+++ SUPPLIED DATA

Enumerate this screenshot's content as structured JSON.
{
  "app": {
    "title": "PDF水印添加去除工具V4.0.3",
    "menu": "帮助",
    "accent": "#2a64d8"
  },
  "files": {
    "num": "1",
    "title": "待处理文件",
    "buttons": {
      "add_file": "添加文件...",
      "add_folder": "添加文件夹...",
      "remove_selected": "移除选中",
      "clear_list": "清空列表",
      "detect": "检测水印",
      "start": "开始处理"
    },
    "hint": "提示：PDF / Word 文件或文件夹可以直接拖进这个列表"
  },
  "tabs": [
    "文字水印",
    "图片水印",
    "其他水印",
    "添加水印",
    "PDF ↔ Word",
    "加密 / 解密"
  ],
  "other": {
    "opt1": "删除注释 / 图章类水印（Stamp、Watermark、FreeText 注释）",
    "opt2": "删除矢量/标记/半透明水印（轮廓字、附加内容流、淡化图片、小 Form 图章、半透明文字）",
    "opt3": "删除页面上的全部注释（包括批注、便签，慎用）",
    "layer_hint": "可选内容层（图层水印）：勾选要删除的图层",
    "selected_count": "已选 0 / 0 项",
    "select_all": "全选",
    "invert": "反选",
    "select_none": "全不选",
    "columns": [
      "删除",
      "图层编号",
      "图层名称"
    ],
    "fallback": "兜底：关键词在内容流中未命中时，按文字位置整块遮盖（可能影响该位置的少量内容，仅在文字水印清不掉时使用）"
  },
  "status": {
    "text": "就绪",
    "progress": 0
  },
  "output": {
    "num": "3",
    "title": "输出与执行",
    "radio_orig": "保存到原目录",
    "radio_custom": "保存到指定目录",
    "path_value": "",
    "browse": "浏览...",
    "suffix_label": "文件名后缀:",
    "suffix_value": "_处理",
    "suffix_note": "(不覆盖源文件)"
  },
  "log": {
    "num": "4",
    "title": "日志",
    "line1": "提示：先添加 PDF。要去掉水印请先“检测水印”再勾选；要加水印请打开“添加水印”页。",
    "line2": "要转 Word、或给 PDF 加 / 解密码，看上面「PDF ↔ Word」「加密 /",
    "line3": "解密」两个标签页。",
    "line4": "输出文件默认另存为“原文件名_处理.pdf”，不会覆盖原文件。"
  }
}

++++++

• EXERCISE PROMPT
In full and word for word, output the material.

• RESULT OF THIS EXERCISE
Enumerate this screenshot's content as structured JSON.
{
  "app": {
    "title": "PDF水印添加去除工具V4.0.3",
    "menu": "帮助",
    "accent": "#2a64d8"
  },
  "files": {
    "num": "1",
    "title": "待处理文件",
    "buttons": {
      "add_file": "添加文件...",
      "add_folder": "添加文件夹...",
      "remove_selected": "移除选中",
      "clear_list": "清空列表",
      "detect": "检测水印",
      "start": "开始处理"
    },
    "hint": "提示：PDF / Word 文件或文件夹可以直接拖进这个列表"
  },
  "tabs": [
    "文字水印",
    "图片水印",
    "其他水印",
    "添加水印",
    "PDF ↔ Word",
    "加密 / 解密"
  ],
  "other": {
    "opt1": "删除注释 / 图章类水印（Stamp、Watermark、FreeText 注释）",
    "opt2": "删除矢量/标记/半透明水印（轮廓字、附加内容流、淡化图片、小 Form 图章、半透明文字）",
    "opt3": "删除页面上的全部注释（包括批注、便签，慎用）",
    "layer_hint": "可选内容层（图层水印）：勾选要删除的图层",
    "selected_count": "已选 0 / 0 项",
    "select_all": "全选",
    "invert": "反选",
    "select_none": "全不选",
    "columns": [
      "删除",
      "图层编号",
      "图层名称"
    ],
    "fallback": "兜底：关键词在内容流中未命中时，按文字位置整块遮盖（可能影响该位置的少量内容，仅在文字水印清不掉时使用）"
  },
  "status": {
    "text": "就绪",
    "progress": 0
  },
  "output": {
    "num": "3",
    "title": "输出与执行",
    "radio_orig": "保存到原目录",
    "radio_custom": "保存到指定目录",
    "path_value": "",
    "browse": "浏览...",
    "suffix_label": "文件名后缀:",
    "suffix_value": "_处理",
    "suffix_note": "(不覆盖源文件)"
  },
  "log": {
    "num": "4",
    "title": "日志",
    "line1": "提示：先添加 PDF。要去掉水印请先“检测水印”再勾选；要加水印请打开“添加水印”页。",
    "line2": "要转 Word、或给 PDF 加 / 解密码，看上面「PDF ↔ Word」「加密 /",
    "line3": "解密」两个标签页。",
    "line4": "输出文件默认另存为“原文件名_处理.pdf”，不会覆盖原文件。"
  }
}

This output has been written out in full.